=== WHAT TO PRODUCE ===
Repeat the whole listing. Keep it exact.

BEGIN

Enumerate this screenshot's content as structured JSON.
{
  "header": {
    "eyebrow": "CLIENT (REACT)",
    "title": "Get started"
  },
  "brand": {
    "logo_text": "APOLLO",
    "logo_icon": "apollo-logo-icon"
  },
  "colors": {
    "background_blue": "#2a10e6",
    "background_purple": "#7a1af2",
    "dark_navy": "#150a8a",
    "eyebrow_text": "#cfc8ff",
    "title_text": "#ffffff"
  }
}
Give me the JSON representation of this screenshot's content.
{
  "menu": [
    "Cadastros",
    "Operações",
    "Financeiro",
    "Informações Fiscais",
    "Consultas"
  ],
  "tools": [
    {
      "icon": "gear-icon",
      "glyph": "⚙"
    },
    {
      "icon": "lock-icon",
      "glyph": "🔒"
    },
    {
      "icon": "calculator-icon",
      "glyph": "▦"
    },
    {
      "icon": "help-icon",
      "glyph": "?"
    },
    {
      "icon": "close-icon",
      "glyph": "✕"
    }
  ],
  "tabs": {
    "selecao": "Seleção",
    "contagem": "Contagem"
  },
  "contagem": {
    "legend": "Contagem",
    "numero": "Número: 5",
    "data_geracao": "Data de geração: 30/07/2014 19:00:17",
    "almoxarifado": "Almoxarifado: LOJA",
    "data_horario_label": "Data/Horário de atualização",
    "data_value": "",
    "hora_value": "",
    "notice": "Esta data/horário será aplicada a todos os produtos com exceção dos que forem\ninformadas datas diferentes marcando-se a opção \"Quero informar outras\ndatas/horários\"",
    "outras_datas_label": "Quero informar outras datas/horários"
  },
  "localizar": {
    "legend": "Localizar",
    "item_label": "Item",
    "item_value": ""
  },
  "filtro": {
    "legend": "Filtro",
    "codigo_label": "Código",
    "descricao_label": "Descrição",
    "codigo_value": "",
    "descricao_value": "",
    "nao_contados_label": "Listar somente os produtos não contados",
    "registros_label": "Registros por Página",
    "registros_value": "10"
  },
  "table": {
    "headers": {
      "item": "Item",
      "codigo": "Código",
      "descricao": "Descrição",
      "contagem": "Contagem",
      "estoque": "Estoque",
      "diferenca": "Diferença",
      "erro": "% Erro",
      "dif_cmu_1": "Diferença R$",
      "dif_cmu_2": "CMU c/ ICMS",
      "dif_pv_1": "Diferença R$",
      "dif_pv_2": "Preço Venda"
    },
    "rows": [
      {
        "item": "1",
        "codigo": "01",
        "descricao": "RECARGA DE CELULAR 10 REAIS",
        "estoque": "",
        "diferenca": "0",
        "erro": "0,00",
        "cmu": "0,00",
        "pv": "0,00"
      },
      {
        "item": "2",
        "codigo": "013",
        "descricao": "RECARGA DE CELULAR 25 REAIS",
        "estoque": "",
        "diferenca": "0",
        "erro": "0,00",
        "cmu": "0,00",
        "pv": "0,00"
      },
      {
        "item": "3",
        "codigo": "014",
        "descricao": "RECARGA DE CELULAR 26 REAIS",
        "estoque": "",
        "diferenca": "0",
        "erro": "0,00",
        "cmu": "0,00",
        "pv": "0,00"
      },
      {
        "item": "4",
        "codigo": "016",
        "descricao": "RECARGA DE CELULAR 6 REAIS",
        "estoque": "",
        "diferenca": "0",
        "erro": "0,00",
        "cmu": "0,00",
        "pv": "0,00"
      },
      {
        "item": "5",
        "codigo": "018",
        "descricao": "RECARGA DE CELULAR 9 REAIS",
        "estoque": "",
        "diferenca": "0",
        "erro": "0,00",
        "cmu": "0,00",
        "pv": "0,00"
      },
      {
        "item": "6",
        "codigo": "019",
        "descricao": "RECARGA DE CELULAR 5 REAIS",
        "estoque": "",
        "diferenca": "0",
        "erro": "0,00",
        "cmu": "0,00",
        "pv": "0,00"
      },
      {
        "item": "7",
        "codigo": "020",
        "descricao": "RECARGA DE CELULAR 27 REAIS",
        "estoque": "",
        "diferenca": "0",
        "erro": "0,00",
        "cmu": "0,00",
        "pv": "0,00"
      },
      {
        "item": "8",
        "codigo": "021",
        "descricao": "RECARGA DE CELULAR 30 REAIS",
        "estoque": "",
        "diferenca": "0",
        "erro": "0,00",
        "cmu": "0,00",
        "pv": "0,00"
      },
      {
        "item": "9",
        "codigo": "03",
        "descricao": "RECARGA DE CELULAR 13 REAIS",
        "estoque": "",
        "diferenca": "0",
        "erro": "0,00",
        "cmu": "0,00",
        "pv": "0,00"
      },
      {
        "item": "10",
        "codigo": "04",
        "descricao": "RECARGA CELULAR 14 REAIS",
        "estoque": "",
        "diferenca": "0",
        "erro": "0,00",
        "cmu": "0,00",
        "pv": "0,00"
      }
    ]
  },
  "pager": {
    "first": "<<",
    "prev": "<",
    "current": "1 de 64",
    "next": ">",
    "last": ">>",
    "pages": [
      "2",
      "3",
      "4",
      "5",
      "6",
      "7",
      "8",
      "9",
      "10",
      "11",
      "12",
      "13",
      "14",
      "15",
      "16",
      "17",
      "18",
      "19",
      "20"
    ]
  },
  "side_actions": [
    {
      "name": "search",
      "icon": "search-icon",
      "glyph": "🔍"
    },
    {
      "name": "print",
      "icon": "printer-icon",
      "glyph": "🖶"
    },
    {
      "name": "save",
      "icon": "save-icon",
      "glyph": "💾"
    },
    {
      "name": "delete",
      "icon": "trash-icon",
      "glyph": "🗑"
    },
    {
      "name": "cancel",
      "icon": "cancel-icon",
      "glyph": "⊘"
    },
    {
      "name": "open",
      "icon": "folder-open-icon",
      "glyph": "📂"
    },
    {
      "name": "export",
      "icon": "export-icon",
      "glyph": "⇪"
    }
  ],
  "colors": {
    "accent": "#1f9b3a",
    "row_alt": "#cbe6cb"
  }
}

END

=== ANSWER SECTION ===
Enumerate this screenshot's content as structured JSON.
{
  "header": {
    "eyebrow": "CLIENT (REACT)",
    "title": "Get started"
  },
  "brand": {
    "logo_text": "APOLLO",
    "logo_icon": "apollo-logo-icon"
  },
  "colors": {
    "background_blue": "#2a10e6",
    "background_purple": "#7a1af2",
    "dark_navy": "#150a8a",
    "eyebrow_text": "#cfc8ff",
    "title_text": "#ffffff"
  }
}
Give me the JSON representation of this screenshot's content.
{
  "menu": [
    "Cadastros",
    "Operações",
    "Financeiro",
    "Informações Fiscais",
    "Consultas"
  ],
  "tools": [
    {
      "icon": "gear-icon",
      "glyph": "⚙"
    },
    {
      "icon": "lock-icon",
      "glyph": "🔒"
    },
    {
      "icon": "calculator-icon",
      "glyph": "▦"
    },
    {
      "icon": "help-icon",
      "glyph": "?"
    },
    {
      "icon": "close-icon",
      "glyph": "✕"
    }
  ],
  "tabs": {
    "selecao": "Seleção",
    "contagem": "Contagem"
  },
  "contagem": {
    "legend": "Contagem",
    "numero": "Número: 5",
    "data_geracao": "Data de geração: 30/07/2014 19:00:17",
    "almoxarifado": "Almoxarifado: LOJA",
    "data_horario_label": "Data/Horário de atualização",
    "data_value": "",
    "hora_value": "",
    "notice": "Esta data/horário será aplicada a todos os produtos com exceção dos que forem\ninformadas datas diferentes marcando-se a opção \"Quero informar outras\ndatas/horários\"",
    "outras_datas_label": "Quero informar outras datas/horários"
  },
  "localizar": {
    "legend": "Localizar",
    "item_label": "Item",
    "item_value": ""
  },
  "filtro": {
    "legend": "Filtro",
    "codigo_label": "Código",
    "descricao_label": "Descrição",
    "codigo_value": "",
    "descricao_value": "",
    "nao_contados_label": "Listar somente os produtos não contados",
    "registros_label": "Registros por Página",
    "registros_value": "10"
  },
  "table": {
    "headers": {
      "item": "Item",
      "codigo": "Código",
      "descricao": "Descrição",
      "contagem": "Contagem",
      "estoque": "Estoque",
      "diferenca": "Diferença",
      "erro": "% Erro",
      "dif_cmu_1": "Diferença R$",
      "dif_cmu_2": "CMU c/ ICMS",
      "dif_pv_1": "Diferença R$",
      "dif_pv_2": "Preço Venda"
    },
    "rows": [
      {
        "item": "1",
        "codigo": "01",
        "descricao": "RECARGA DE CELULAR 10 REAIS",
        "estoque": "",
        "diferenca": "0",
        "erro": "0,00",
        "cmu": "0,00",
        "pv": "0,00"
      },
      {
        "item": "2",
        "codigo": "013",
        "descricao": "RECARGA DE CELULAR 25 REAIS",
        "estoque": "",
        "diferenca": "0",
        "erro": "0,00",
        "cmu": "0,00",
        "pv": "0,00"
      },
      {
        "item": "3",
        "codigo": "014",
        "descricao": "RECARGA DE CELULAR 26 REAIS",
        "estoque": "",
        "diferenca": "0",
        "erro": "0,00",
        "cmu": "0,00",
        "pv": "0,00"
      },
      {
        "item": "4",
        "codigo": "016",
        "descricao": "RECARGA DE CELULAR 6 REAIS",
        "estoque": "",
        "diferenca": "0",
        "erro": "0,00",
        "cmu": "0,00",
        "pv": "0,00"
      },
      {
        "item": "5",
        "codigo": "018",
        "descricao": "RECARGA DE CELULAR 9 REAIS",
        "estoque": "",
        "diferenca": "0",
        "erro": "0,00",
        "cmu": "0,00",
        "pv": "0,00"
      },
      {
        "item": "6",
        "codigo": "019",
        "descricao": "RECARGA DE CELULAR 5 REAIS",
        "estoque": "",
        "diferenca": "0",
        "erro": "0,00",
        "cmu": "0,00",
        "pv": "0,00"
      },
      {
        "item": "7",
        "codigo": "020",
        "descricao": "RECARGA DE CELULAR 27 REAIS",
        "estoque": "",
        "diferenca": "0",
        "erro": "0,00",
        "cmu": "0,00",
        "pv": "0,00"
      },
      {
        "item": "8",
        "codigo": "021",
        "descricao": "RECARGA DE CELULAR 30 REAIS",
        "estoque": "",
        "diferenca": "0",
        "erro": "0,00",
        "cmu": "0,00",
        "pv": "0,00"
      },
      {
        "item": "9",
        "codigo": "03",
        "descricao": "RECARGA DE CELULAR 13 REAIS",
        "estoque": "",
        "diferenca": "0",
        "erro": "0,00",
        "cmu": "0,00",
        "pv": "0,00"
      },
      {
        "item": "10",
        "codigo": "04",
        "descricao": "RECARGA CELULAR 14 REAIS",
        "estoque": "",
        "diferenca": "0",
        "erro": "0,00",
        "cmu": "0,00",
        "pv": "0,00"
      }
    ]
  },
  "pager": {
    "first": "<<",
    "prev": "<",
    "current": "1 de 64",
    "next": ">",
    "last": ">>",
    "pages": [
      "2",
      "3",
      "4",
      "5",
      "6",
      "7",
      "8",
      "9",
      "10",
      "11",
      "12",
      "13",
      "14",
      "15",
      "16",
      "17",
      "18",
      "19",
      "20"
    ]
  },
  "side_actions": [
    {
      "name": "search",
      "icon": "search-icon",
      "glyph": "🔍"
    },
    {
      "name": "print",
      "icon": "printer-icon",
      "glyph": "🖶"
    },
    {
      "name": "save",
      "icon": "save-icon",
      "glyph": "💾"
    },
    {
      "name": "delete",
      "icon": "trash-icon",
      "glyph": "🗑"
    },
    {
      "name": "cancel",
      "icon": "cancel-icon",
      "glyph": "⊘"
    },
    {
      "name": "open",
      "icon": "folder-open-icon",
      "glyph": "📂"
    },
    {
      "name": "export",
      "icon": "export-icon",
      "glyph": "⇪"
    }
  ],
  "colors": {
    "accent": "#1f9b3a",
    "row_alt": "#cbe6cb"
  }
}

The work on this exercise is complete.